The Bribery Act

AlligatorAn overview of the importance of the Bribery Act of 2010 for public relations.

The backhanding background

When the stakes are high and honesty puts you out of the game, it is no wonder that temptation and pragmatism can combine to erode the high standards by which UK business has traditionally been done.

The playing field is hopefully being levelled by international agreement, led by initiatives of the United Nations, the USA and the OECD. The UK, for its part, passed the Bribery Act 2010.

Why, when, in the hundred years prior to 2010, there has been just one prosecution in the UK over foreign corruption, which failed, is new legislation needed? The answer appears to be: to send a message near and far that corrupt practices will not be tolerated under any circumstances, and in any jurisdiction. If the supply side is effectively discouraged, and matched throughout the world, the aim is to frustrate the demand side: the hands held out asking for payment for favours or access. It’s a big ambition, and few would expect the end of baksheesh in Egypt, for example.

Even so, it would be foolish to suppose that British organisations would never, now or in future, find themselves greasing a palm or otherwise lubricating the progress of an important piece of business where such inducements were expected.

A new onus on businesses

The Bribery Act of 2010 introduced various new offences to the statute books. As of the second half of 2011, it has therefore been a criminal offence to bribe another person, to accept a bribe, to bribe a foreign official and, in select circumstances (and importantly for organisations as opposed to individuals), to fail to prevent bribery.

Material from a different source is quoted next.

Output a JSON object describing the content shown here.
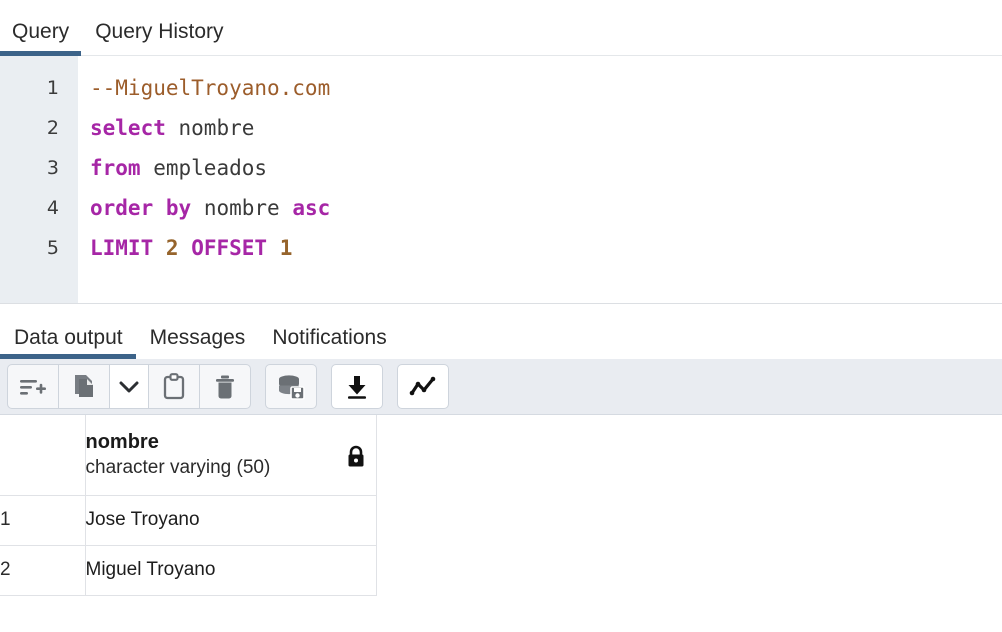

What is not contemplated is any serious scrutiny of corporate hospitality on a modest scale, as a normal activity intended to promote good relations and better understanding with suppliers and clients. The test is intention. However, there are notable reasons to be cautious. What is done on behalf of an organisation by an ‘associated person’, e.g. a contractor, a consultant, an agent, a representative, or any other intermediary preserves any liability.

Crucially, adequate procedures need to be in place to prevent bribery – showing top level commitment, a zero tolerance approach, assessment of the risk, due diligence on associates, defined limits on the value of gifts and hospitality, records of what is accepted or rejected, internal whistle blowing procedures, communication and training in the policy, the procedures to be monitored, reviewed and evaluated, and diligent accounting.

It is an onerous new responsibility.

A new threat to reputation

At worst there is the prospect of a ten year jail term or an unlimited fine for individuals, and such a fine for their companies. There is a defence of duress, where loss of life, limb or liberty are at stake. And there are aggravating circumstances.

But in one very important sense, the damage to a business can be very much greater than the legal repercussions of not abiding by the Bribery Act – and this is the damage to reputation.

Any investigation into corruption will become very public very quickly. It will be highly disruptive, as all connections with clients and suppliers will be checked exhaustively. Relationships between an organisation and its whole network cannot survive intact where the clients and suppliers are contacted or perhaps descended upon by the authorities and all communications examined.

So, a policy is an absolute requirement. It will need to be prepared or checked by lawyers for compliance. But beyond that, it should be contributed to and reviewed by external public relations professionals who specialise in acute issue and crisis management, regulatory affairs, and government relations.

This is where Chelgate comes in. Our work is about managing reputations and relationships. One of our specialisms is the capacity to contain crises and manage acute issues, which is why 24/7 access to Chelgate is exclusively written into the management liability policies of three of the UK’s major added-value insurers.